One of the most serious problems in taking care of the elderly, disabled or those with a chronic disease is getting them to take their medicine or participate in their care because of feelings of isolation, confusion, sadness or depression.
Those failures cause unnecessary hospital admissions and emergency visits that drive up healthcare costs and lead to poorer outcomes or untimely deaths.
But new technologies and devices that meld telemedicine with artificial intelligence and predictive analytics are giving hope for greater care coordination to thousands and potentially millions of people in the healthcare system.
Dan Pompilio, CEO of SimpleC, an Atlanta-based healthcare technology company that earlier this year signed a joint venture contract with Jems Technology of Orion Township, tells this story about an elderly patient who used SimpleC's "Companion," a smart software program that encourages patients to stick to their medical care plan.
John, an aging 6-foot-5-inch former offensive lineman on Michigan State University's football team who suffered from dementia, was living in an assisted living facility in Atlanta. Day after day, John sat alone in a community room, hardly talking. Providers were intimidated by him, and family members were worried. Caregivers know patients in this condition go downhill fast.
Jason Zamer, a SimpleC clinician, met with John once a week in a therapy session. He introduced him to the Companion software and slowly taught him how to use it on a computer. Zamer added pictures from John's past, including his old MSU football team and the fight song "Victory for MSU."
After a few sessions, John began to respond, first using a few words, then speaking in complete sentences.
"Then, one day, Jason walked in," Pompilio said. "He saw Jason, looked in his eyes, stood up, and sang the Michigan State fight song. Everybody in the place knew that it was more than a good day. For us, it was a turning point.
The SimpleC Companion — one of a new generation of artificial intelligence-enhanced software programs — can be installed on handheld devices like smartphones or tablets, desktops or laptop computers, said Kevin Lasser, CEO of Jems, who does business development, sales and marketing for SimpleC. Jems also manufactures telehealth devices securely transmits video images and data on patients from ambulances, emergency rooms, skilled nursing facilities and prisons.

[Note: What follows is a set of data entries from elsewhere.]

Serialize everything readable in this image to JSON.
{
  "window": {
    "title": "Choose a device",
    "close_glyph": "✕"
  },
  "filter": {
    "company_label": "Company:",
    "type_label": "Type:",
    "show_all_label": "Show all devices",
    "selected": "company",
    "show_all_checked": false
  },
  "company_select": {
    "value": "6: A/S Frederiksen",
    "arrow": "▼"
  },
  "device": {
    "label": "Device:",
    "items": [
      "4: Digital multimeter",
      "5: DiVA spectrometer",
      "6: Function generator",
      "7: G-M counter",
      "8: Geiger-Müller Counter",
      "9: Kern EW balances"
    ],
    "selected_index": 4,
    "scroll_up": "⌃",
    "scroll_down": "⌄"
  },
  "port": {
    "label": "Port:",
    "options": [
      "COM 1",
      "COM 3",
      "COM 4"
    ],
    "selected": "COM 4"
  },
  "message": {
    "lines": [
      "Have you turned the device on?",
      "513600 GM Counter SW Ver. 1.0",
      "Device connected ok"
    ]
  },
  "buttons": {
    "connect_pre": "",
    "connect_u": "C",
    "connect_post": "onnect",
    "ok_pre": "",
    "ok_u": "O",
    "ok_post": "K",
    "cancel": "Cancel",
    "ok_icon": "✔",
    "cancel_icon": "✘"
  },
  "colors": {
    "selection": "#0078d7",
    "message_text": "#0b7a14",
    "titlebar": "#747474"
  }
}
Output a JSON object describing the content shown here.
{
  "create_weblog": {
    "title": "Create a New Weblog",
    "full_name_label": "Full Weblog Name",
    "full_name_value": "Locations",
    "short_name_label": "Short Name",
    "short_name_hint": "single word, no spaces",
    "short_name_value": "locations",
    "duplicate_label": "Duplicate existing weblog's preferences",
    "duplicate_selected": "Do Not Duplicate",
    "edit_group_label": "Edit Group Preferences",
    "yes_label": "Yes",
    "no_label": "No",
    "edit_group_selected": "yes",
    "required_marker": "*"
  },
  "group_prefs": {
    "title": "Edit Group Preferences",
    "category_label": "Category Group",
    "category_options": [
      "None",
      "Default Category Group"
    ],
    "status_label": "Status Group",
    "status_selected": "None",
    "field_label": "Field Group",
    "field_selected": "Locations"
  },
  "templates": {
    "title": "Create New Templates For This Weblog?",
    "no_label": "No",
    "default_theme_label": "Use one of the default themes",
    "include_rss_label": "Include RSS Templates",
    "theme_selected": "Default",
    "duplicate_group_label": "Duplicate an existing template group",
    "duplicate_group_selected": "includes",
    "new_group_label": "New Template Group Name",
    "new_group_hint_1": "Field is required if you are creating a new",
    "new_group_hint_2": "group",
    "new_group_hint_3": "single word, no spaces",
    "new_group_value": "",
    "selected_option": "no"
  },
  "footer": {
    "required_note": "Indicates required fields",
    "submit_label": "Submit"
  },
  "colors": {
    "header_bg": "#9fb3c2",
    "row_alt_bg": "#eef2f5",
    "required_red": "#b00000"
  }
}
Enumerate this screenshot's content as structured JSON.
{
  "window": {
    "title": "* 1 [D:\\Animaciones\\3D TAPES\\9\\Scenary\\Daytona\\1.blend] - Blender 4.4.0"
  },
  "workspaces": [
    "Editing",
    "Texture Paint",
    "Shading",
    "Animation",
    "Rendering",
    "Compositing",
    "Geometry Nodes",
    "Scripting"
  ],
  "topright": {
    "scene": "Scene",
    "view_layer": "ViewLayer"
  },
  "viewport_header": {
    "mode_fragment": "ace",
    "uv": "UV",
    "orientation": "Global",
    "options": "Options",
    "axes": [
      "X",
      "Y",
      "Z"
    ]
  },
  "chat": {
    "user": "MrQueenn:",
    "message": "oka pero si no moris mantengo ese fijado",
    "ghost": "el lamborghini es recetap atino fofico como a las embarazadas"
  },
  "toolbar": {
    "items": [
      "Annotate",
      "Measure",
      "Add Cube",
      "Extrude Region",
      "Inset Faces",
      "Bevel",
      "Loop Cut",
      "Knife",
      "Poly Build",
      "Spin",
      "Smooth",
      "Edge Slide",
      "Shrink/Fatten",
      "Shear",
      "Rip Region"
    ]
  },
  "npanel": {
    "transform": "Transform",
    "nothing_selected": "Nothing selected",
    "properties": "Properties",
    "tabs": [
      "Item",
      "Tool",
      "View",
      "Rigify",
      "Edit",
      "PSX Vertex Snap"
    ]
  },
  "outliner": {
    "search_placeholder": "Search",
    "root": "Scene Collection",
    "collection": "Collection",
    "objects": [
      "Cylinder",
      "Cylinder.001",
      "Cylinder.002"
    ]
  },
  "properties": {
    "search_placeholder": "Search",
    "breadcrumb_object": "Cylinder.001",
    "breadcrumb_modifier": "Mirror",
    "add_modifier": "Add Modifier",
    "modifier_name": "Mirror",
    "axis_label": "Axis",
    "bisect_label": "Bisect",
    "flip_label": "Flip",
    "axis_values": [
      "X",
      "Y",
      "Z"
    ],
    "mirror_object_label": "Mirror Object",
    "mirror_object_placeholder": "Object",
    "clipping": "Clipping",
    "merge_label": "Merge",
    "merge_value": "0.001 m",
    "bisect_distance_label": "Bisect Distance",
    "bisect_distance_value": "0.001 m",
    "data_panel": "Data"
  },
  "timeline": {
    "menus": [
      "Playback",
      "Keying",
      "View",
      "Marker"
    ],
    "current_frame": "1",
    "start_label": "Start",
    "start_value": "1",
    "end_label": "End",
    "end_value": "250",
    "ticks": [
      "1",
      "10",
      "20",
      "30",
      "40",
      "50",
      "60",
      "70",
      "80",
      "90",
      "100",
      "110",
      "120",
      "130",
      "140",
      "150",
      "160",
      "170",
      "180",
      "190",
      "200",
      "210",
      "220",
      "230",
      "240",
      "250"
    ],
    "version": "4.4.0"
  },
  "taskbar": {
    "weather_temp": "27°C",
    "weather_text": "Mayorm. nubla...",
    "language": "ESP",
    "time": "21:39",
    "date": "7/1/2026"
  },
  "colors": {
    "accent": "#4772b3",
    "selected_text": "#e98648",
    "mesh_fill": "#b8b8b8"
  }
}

A growing number of companies in Southeast Michigan and Canada are either signing agreements to purchase Companion or entering into pilot projects to test the technology. The licensing cost is $119 per patient with volume discounting, Lasser said. Companion is sold in 15 states with more than 2,000 users.